|International Classification||C30B29/06, C30B29/38, H01J37/32, C30B29/18, H01L21/203, C23C14/32, C23C14/30|
|Cooperative Classification||H01J37/3266, H01J37/32422, C23C14/30, C23C14/32|
|European Classification||H01J37/32O10, H01J37/32M26, C23C14/32, C23C14/30|
|Jun 2, 1999||AS||Assignment|
Owner name: AUSTRALIAN NATIONAL UNIVERSITY, THE, AUSTRALIA
Free format text: ASSIGNMENT OF ASSIGNORS INTEREST;ASSIGNORS:BOSWELL, RODERICK;DURANDET, ANTOINE;MACKENZIE, DAVID;REEL/FRAME:009987/0757

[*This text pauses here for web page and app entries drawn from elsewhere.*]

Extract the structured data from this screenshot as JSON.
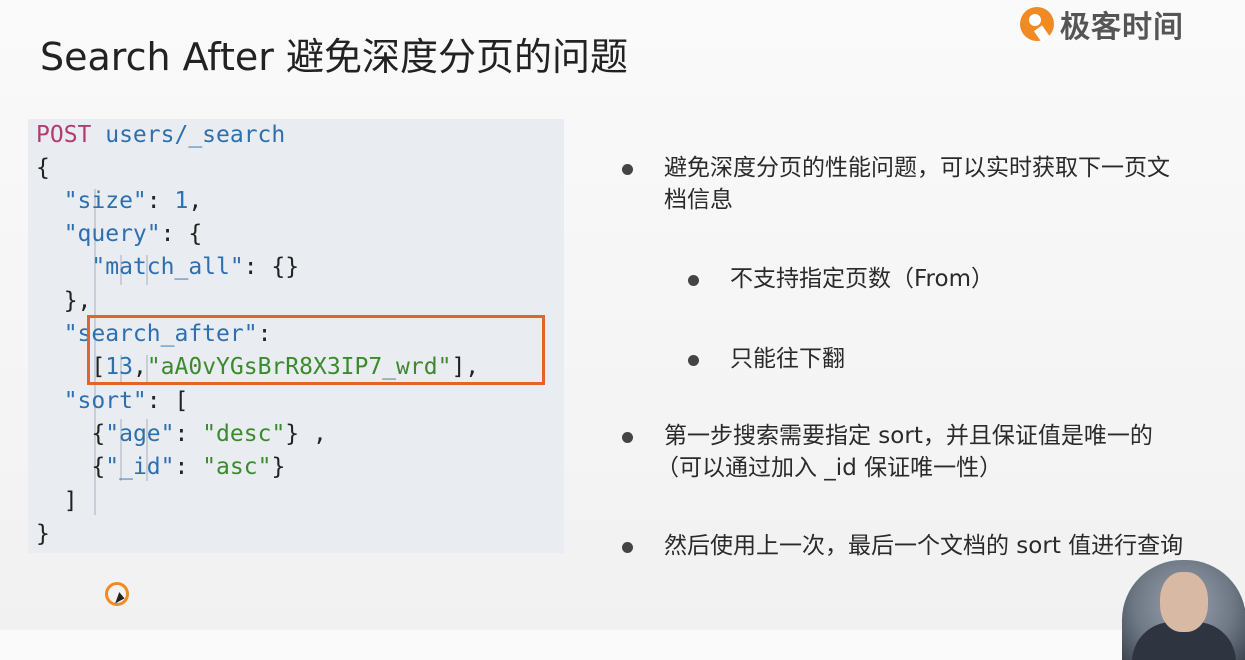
{
  "header": {
    "title": "Search After 避免深度分页的问题",
    "logo_text": "极客时间",
    "logo_color": "#f08a24"
  },
  "code": {
    "lines": [
      {
        "parts": [
          {
            "t": "POST",
            "c": "kw"
          },
          {
            "t": " users/_search",
            "c": "url"
          }
        ]
      },
      {
        "parts": [
          {
            "t": "{",
            "c": "punc"
          }
        ]
      },
      {
        "parts": [
          {
            "t": "  \"size\"",
            "c": "key"
          },
          {
            "t": ": ",
            "c": "punc"
          },
          {
            "t": "1",
            "c": "num"
          },
          {
            "t": ",",
            "c": "punc"
          }
        ]
      },
      {
        "parts": [
          {
            "t": "  \"query\"",
            "c": "key"
          },
          {
            "t": ": {",
            "c": "punc"
          }
        ]
      },
      {
        "parts": [
          {
            "t": "    \"match_all\"",
            "c": "key"
          },
          {
            "t": ": {}",
            "c": "punc"
          }
        ]
      },
      {
        "parts": [
          {
            "t": "  },",
            "c": "punc"
          }
        ]
      },
      {
        "parts": [
          {
            "t": "  \"search_after\"",
            "c": "key"
          },
          {
            "t": ":",
            "c": "punc"
          }
        ]
      },
      {
        "parts": [
          {
            "t": "    [",
            "c": "punc"
          },
          {
            "t": "13",
            "c": "num"
          },
          {
            "t": ",",
            "c": "punc"
          },
          {
            "t": "\"aA0vYGsBrR8X3IP7_wrd\"",
            "c": "str"
          },
          {
            "t": "],",
            "c": "punc"
          }
        ]
      },
      {
        "parts": [
          {
            "t": "  \"sort\"",
            "c": "key"
          },
          {
            "t": ": [",
            "c": "punc"
          }
        ]
      },
      {
        "parts": [
          {
            "t": "    {",
            "c": "punc"
          },
          {
            "t": "\"age\"",
            "c": "key"
          },
          {
            "t": ": ",
            "c": "punc"
          },
          {
            "t": "\"desc\"",
            "c": "str"
          },
          {
            "t": "} ,",
            "c": "punc"
          }
        ]
      },
      {
        "parts": [
          {
            "t": "    {",
            "c": "punc"
          },
          {
            "t": "\"_id\"",
            "c": "key"
          },
          {
            "t": ": ",
            "c": "punc"
          },
          {
            "t": "\"asc\"",
            "c": "str"
          },
          {
            "t": "}",
            "c": "punc"
          }
        ]
      },
      {
        "parts": [
          {
            "t": "  ]",
            "c": "punc"
          }
        ]
      },
      {
        "parts": [
          {
            "t": "}",
            "c": "punc"
          }
        ]
      }
    ],
    "highlight_color": "#e0642c"
  },
  "bullets": [
    {
      "level": 1,
      "lines": [
        "避免深度分页的性能问题，可以实时获取下一页文",
        "档信息"
      ]
    },
    {
      "level": 2,
      "lines": [
        "不支持指定页数（From）"
      ]
    },
    {
      "level": 2,
      "lines": [
        "只能往下翻"
      ]
    },
    {
      "level": 1,
      "lines": [
        "第一步搜索需要指定 sort，并且保证值是唯一的",
        "（可以通过加入 _id 保证唯一性）"
      ]
    },
    {
      "level": 1,
      "lines": [
        "然后使用上一次，最后一个文档的 sort 值进行查询"
      ]
    }
  ]
}
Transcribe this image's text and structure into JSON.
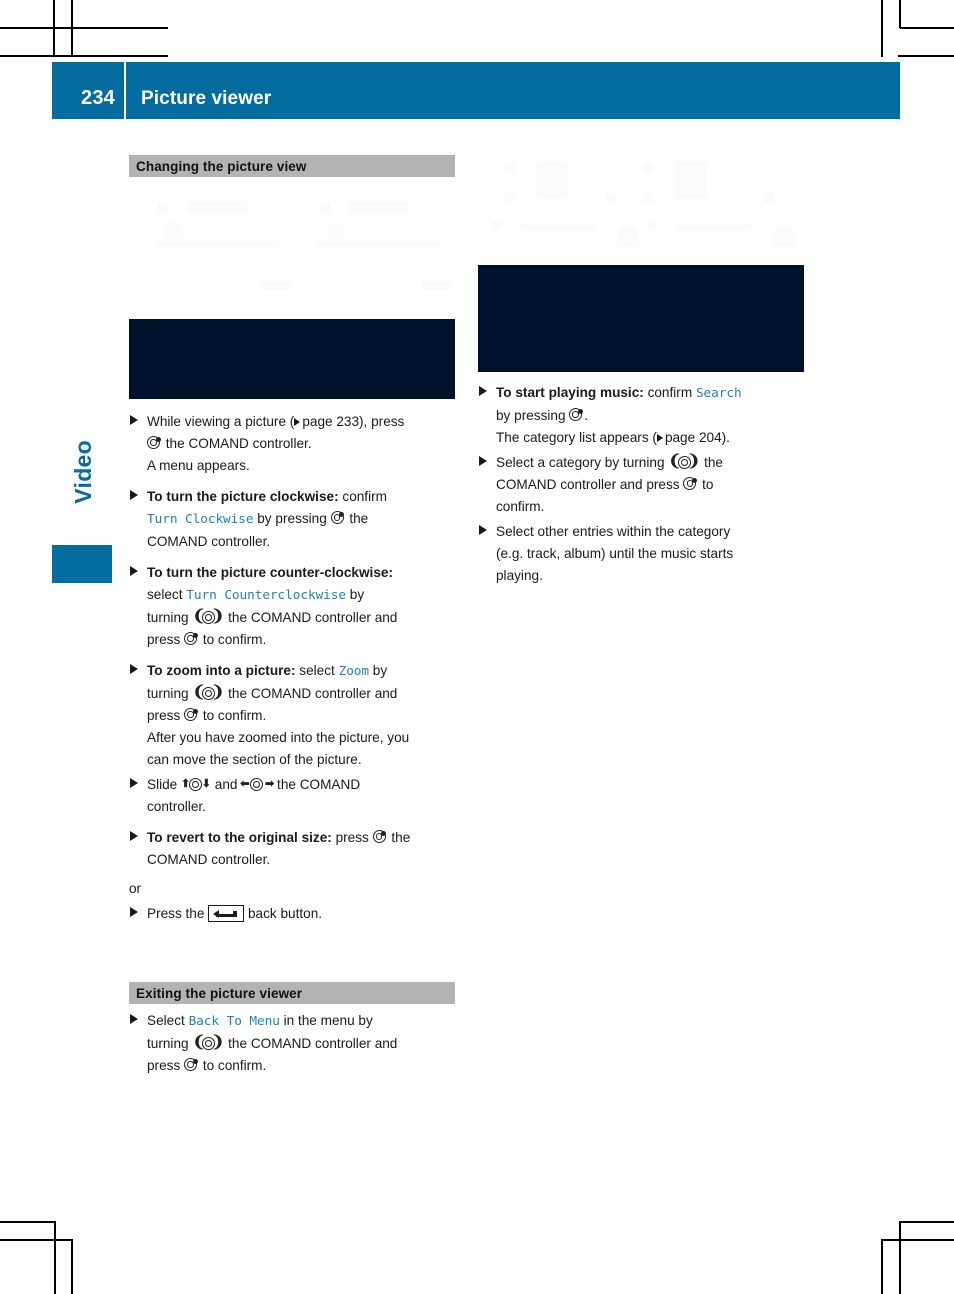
{
  "header": {
    "page_number": "234",
    "title": "Picture viewer",
    "accent_color": "#046c9e"
  },
  "chapter_tab": {
    "label": "Video",
    "color": "#046c9e"
  },
  "colors": {
    "accent": "#046c9e",
    "section_bar": "#b3b3b3",
    "command_text": "#2181b8",
    "figure_fill": "#00112b"
  },
  "left_column": {
    "section_heading": "Changing the picture view",
    "steps": [
      {
        "id": "while-viewing",
        "line1_a": "While viewing a picture (",
        "ref": "page 233",
        "line1_b": "), press",
        "line2": "the COMAND controller.",
        "line3": "A menu appears."
      },
      {
        "id": "turn-clockwise",
        "lead": "To turn the picture clockwise:",
        "after_lead": "confirm",
        "command": "Turn Clockwise",
        "mid": "by pressing",
        "tail": "the",
        "line3": "COMAND controller."
      },
      {
        "id": "turn-counterclockwise",
        "lead": "To turn the picture counter-clockwise:",
        "line2_a": "select",
        "command": "Turn Counterclockwise",
        "line2_b": "by",
        "line3_a": "turning",
        "line3_b": "the COMAND controller and",
        "line4_a": "press",
        "line4_b": "to confirm."
      },
      {
        "id": "zoom-into-picture",
        "lead": "To zoom into a picture:",
        "after_lead": "select",
        "command": "Zoom",
        "after_command": "by",
        "line2_a": "turning",
        "line2_b": "the COMAND controller and",
        "line3_a": "press",
        "line3_b": "to confirm.",
        "note1": "After you have zoomed into the picture, you",
        "note2": "can move the section of the picture."
      },
      {
        "id": "slide-controller",
        "line1_a": "Slide",
        "line1_b": "and",
        "line1_c": "the COMAND",
        "line2": "controller."
      },
      {
        "id": "revert-original-size",
        "lead": "To revert to the original size:",
        "after_lead": "press",
        "tail": "the",
        "line2": "COMAND controller."
      }
    ],
    "or_label": "or",
    "back_step": {
      "id": "press-back-button",
      "before": "Press the",
      "after": "back button."
    },
    "exit_section": {
      "heading": "Exiting the picture viewer",
      "step": {
        "id": "back-to-menu",
        "line1_a": "Select",
        "command": "Back To Menu",
        "line1_b": "in the menu by",
        "line2_a": "turning",
        "line2_b": "the COMAND controller and",
        "line3_a": "press",
        "line3_b": "to confirm."
      }
    }
  },
  "right_column": {
    "steps": [
      {
        "id": "start-playing-music",
        "lead": "To start playing music:",
        "after_lead": "confirm",
        "command": "Search",
        "line2_a": "by pressing",
        "line2_b": ".",
        "line3_a": "The category list appears (",
        "ref": "page 204",
        "line3_b": ")."
      },
      {
        "id": "select-category",
        "line1_a": "Select a category by turning",
        "line1_b": "the",
        "line2_a": "COMAND controller and press",
        "line2_b": "to",
        "line3": "confirm."
      },
      {
        "id": "select-other-entries",
        "line1": "Select other entries within the category",
        "line2": "(e.g. track, album) until the music starts",
        "line3": "playing."
      }
    ]
  },
  "icons": {
    "press_controller": "comand-press-icon",
    "turn_controller": "comand-turn-icon",
    "slide_vertical": "comand-slide-vertical-icon",
    "slide_horizontal": "comand-slide-horizontal-icon",
    "back_button": "back-button-icon",
    "page_reference": "page-reference-triangle-icon",
    "bullet": "step-bullet-icon"
  }
}
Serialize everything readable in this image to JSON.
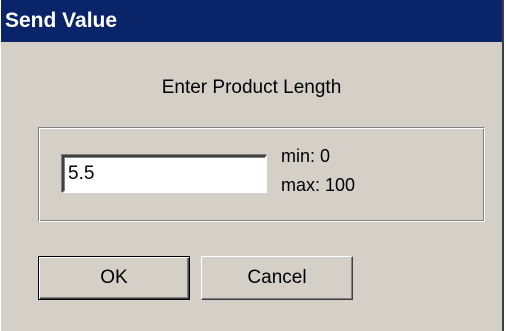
{
  "window": {
    "title": "Send Value"
  },
  "dialog": {
    "prompt": "Enter Product Length",
    "input_value": "5.5",
    "min_label": "min: 0",
    "max_label": "max: 100"
  },
  "buttons": {
    "ok_label": "OK",
    "cancel_label": "Cancel"
  },
  "colors": {
    "title_bar": "#0a246a",
    "dialog_face": "#d4d0c8"
  }
}
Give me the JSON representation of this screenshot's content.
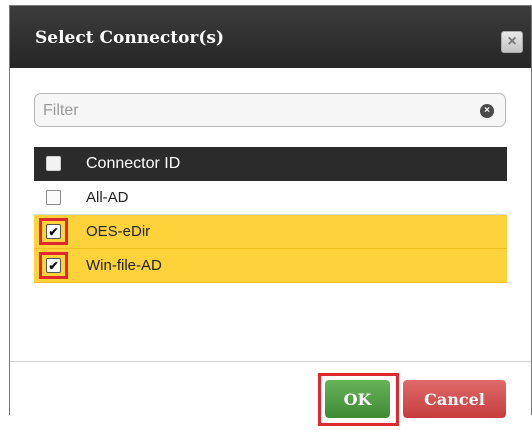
{
  "dialog": {
    "title": "Select Connector(s)",
    "close_icon": "×"
  },
  "filter": {
    "placeholder": "Filter",
    "value": "",
    "clear_icon": "×"
  },
  "table": {
    "header": {
      "label": "Connector ID",
      "checked": false
    },
    "rows": [
      {
        "label": "All-AD",
        "checked": false,
        "selected": false
      },
      {
        "label": "OES-eDir",
        "checked": true,
        "selected": true
      },
      {
        "label": "Win-file-AD",
        "checked": true,
        "selected": true
      }
    ],
    "check_mark": "✔"
  },
  "buttons": {
    "ok_label": "OK",
    "cancel_label": "Cancel"
  },
  "colors": {
    "title_bar": "#2f2f2f",
    "selected_row": "#fdd23a",
    "highlight": "#e0282f",
    "ok_button": "#4f9b42",
    "cancel_button": "#d04848"
  }
}
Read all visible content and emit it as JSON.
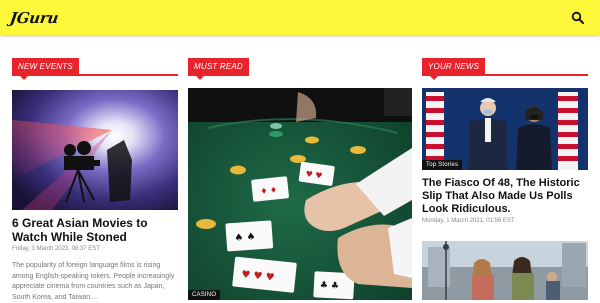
{
  "header": {
    "logo": "JGuru",
    "search_icon": "search-icon",
    "background": "#fdf93a"
  },
  "accent": "#e8232b",
  "columns": [
    {
      "tag": "NEW EVENTS",
      "article": {
        "title": "6 Great Asian Movies to Watch While Stoned",
        "date": "Friday, 3 March 2023, 08:37 EST",
        "excerpt": "The popularity of foreign language films is rising among English-speaking tokers. People increasingly appreciate cinema from countries such as Japan, South Korea, and Taiwan...."
      }
    },
    {
      "tag": "MUST READ",
      "article": {
        "category": "CASINO"
      }
    },
    {
      "tag": "YOUR NEWS",
      "article": {
        "category": "Top Stories",
        "title": "The Fiasco Of 48, The Historic Slip That Also Made Us Polls Look Ridiculous.",
        "date": "Monday, 1 March 2021, 01:56 EST"
      }
    }
  ]
}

Effective date: 19990422
|Oct 30, 2002||FPAY||Fee payment|
Year of fee payment: 4
|Nov 22, 2006||REMI||Maintenance fee reminder mailed|
|May 4, 2007||LAPS||Lapse for failure to pay maintenance fees|
|Jul 3, 2007||FP||Expired due to failure to pay maintenance fee|
Effective date: 20070504